--- What needs to be done ---
Your answer must contain each line of the data, copied exactly.

╔══

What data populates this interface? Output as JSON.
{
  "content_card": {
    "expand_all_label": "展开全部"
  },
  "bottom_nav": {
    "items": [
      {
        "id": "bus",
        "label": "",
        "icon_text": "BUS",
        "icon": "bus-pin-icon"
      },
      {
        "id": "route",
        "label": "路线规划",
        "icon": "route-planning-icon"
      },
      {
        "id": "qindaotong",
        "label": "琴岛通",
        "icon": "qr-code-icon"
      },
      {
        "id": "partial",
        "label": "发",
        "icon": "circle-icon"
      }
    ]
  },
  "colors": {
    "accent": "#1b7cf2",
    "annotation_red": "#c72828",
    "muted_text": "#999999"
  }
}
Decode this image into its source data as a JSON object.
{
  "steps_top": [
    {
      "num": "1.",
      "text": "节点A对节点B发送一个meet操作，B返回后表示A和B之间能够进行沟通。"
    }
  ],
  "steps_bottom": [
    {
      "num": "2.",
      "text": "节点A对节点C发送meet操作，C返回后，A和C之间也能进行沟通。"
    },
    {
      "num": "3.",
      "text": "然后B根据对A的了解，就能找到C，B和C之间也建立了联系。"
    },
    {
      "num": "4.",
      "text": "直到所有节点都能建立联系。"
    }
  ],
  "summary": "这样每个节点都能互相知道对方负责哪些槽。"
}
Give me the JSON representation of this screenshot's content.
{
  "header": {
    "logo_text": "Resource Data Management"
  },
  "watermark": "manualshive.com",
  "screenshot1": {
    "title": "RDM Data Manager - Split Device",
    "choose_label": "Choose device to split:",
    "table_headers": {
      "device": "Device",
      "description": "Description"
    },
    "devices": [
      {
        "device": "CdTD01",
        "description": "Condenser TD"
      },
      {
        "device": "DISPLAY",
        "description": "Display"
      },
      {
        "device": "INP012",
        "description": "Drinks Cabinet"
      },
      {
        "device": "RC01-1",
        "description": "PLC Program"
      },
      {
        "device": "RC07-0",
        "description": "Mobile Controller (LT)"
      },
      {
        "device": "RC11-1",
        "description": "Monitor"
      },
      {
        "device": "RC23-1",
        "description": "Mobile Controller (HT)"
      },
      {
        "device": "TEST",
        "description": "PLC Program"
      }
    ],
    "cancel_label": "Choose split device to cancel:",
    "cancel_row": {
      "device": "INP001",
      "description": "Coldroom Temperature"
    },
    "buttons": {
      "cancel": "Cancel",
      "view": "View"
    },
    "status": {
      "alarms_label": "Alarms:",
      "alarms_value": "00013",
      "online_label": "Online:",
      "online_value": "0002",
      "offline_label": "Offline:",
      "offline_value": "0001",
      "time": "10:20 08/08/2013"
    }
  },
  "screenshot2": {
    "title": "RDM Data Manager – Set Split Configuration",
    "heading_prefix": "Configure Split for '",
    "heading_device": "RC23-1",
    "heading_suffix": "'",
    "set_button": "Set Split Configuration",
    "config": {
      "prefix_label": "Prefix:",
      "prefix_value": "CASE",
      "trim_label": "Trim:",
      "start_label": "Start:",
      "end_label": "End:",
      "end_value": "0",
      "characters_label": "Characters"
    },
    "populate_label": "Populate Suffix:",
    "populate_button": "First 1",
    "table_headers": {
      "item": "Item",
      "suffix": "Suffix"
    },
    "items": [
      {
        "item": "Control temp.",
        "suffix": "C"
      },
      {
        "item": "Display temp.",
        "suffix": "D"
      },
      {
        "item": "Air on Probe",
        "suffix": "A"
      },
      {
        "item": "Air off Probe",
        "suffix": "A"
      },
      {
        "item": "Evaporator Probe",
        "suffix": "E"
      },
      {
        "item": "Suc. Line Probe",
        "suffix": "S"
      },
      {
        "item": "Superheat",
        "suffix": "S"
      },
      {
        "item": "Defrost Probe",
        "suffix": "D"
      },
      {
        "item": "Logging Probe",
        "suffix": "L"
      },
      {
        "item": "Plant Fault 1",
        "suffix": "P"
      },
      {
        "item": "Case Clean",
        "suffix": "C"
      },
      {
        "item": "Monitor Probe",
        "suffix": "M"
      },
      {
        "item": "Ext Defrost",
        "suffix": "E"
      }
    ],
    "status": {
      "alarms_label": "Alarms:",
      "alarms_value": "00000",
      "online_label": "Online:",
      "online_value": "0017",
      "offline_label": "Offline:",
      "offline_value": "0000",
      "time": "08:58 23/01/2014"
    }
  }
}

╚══

--- Task output ---
What data populates this interface? Output as JSON.
{
  "content_card": {
    "expand_all_label": "展开全部"
  },
  "bottom_nav": {
    "items": [
      {
        "id": "bus",
        "label": "",
        "icon_text": "BUS",
        "icon": "bus-pin-icon"
      },
      {
        "id": "route",
        "label": "路线规划",
        "icon": "route-planning-icon"
      },
      {
        "id": "qindaotong",
        "label": "琴岛通",
        "icon": "qr-code-icon"
      },
      {
        "id": "partial",
        "label": "发",
        "icon": "circle-icon"
      }
    ]
  },
  "colors": {
    "accent": "#1b7cf2",
    "annotation_red": "#c72828",
    "muted_text": "#999999"
  }
}
Decode this image into its source data as a JSON object.
{
  "steps_top": [
    {
      "num": "1.",
      "text": "节点A对节点B发送一个meet操作，B返回后表示A和B之间能够进行沟通。"
    }
  ],
  "steps_bottom": [
    {
      "num": "2.",
      "text": "节点A对节点C发送meet操作，C返回后，A和C之间也能进行沟通。"
    },
    {
      "num": "3.",
      "text": "然后B根据对A的了解，就能找到C，B和C之间也建立了联系。"
    },
    {
      "num": "4.",
      "text": "直到所有节点都能建立联系。"
    }
  ],
  "summary": "这样每个节点都能互相知道对方负责哪些槽。"
}
Give me the JSON representation of this screenshot's content.
{
  "header": {
    "logo_text": "Resource Data Management"
  },
  "watermark": "manualshive.com",
  "screenshot1": {
    "title": "RDM Data Manager - Split Device",
    "choose_label": "Choose device to split:",
    "table_headers": {
      "device": "Device",
      "description": "Description"
    },
    "devices": [
      {
        "device": "CdTD01",
        "description": "Condenser TD"
      },
      {
        "device": "DISPLAY",
        "description": "Display"
      },
      {
        "device": "INP012",
        "description": "Drinks Cabinet"
      },
      {
        "device": "RC01-1",
        "description": "PLC Program"
      },
      {
        "device": "RC07-0",
        "description": "Mobile Controller (LT)"
      },
      {
        "device": "RC11-1",
        "description": "Monitor"
      },
      {
        "device": "RC23-1",
        "description": "Mobile Controller (HT)"
      },
      {
        "device": "TEST",
        "description": "PLC Program"
      }
    ],
    "cancel_label": "Choose split device to cancel:",
    "cancel_row": {
      "device": "INP001",
      "description": "Coldroom Temperature"
    },
    "buttons": {
      "cancel": "Cancel",
      "view": "View"
    },
    "status": {
      "alarms_label": "Alarms:",
      "alarms_value": "00013",
      "online_label": "Online:",
      "online_value": "0002",
      "offline_label": "Offline:",
      "offline_value": "0001",
      "time": "10:20 08/08/2013"
    }
  },
  "screenshot2": {
    "title": "RDM Data Manager – Set Split Configuration",
    "heading_prefix": "Configure Split for '",
    "heading_device": "RC23-1",
    "heading_suffix": "'",
    "set_button": "Set Split Configuration",
    "config": {
      "prefix_label": "Prefix:",
      "prefix_value": "CASE",
      "trim_label": "Trim:",
      "start_label": "Start:",
      "end_label": "End:",
      "end_value": "0",
      "characters_label": "Characters"
    },
    "populate_label": "Populate Suffix:",
    "populate_button": "First 1",
    "table_headers": {
      "item": "Item",
      "suffix": "Suffix"
    },
    "items": [
      {
        "item": "Control temp.",
        "suffix": "C"
      },
      {
        "item": "Display temp.",
        "suffix": "D"
      },
      {
        "item": "Air on Probe",
        "suffix": "A"
      },
      {
        "item": "Air off Probe",
        "suffix": "A"
      },
      {
        "item": "Evaporator Probe",
        "suffix": "E"
      },
      {
        "item": "Suc. Line Probe",
        "suffix": "S"
      },
      {
        "item": "Superheat",
        "suffix": "S"
      },
      {
        "item": "Defrost Probe",
        "suffix": "D"
      },
      {
        "item": "Logging Probe",
        "suffix": "L"
      },
      {
        "item": "Plant Fault 1",
        "suffix": "P"
      },
      {
        "item": "Case Clean",
        "suffix": "C"
      },
      {
        "item": "Monitor Probe",
        "suffix": "M"
      },
      {
        "item": "Ext Defrost",
        "suffix": "E"
      }
    ],
    "status": {
      "alarms_label": "Alarms:",
      "alarms_value": "00000",
      "online_label": "Online:",
      "online_value": "0017",
      "offline_label": "Offline:",
      "offline_value": "0000",
      "time": "08:58 23/01/2014"
    }
  }
}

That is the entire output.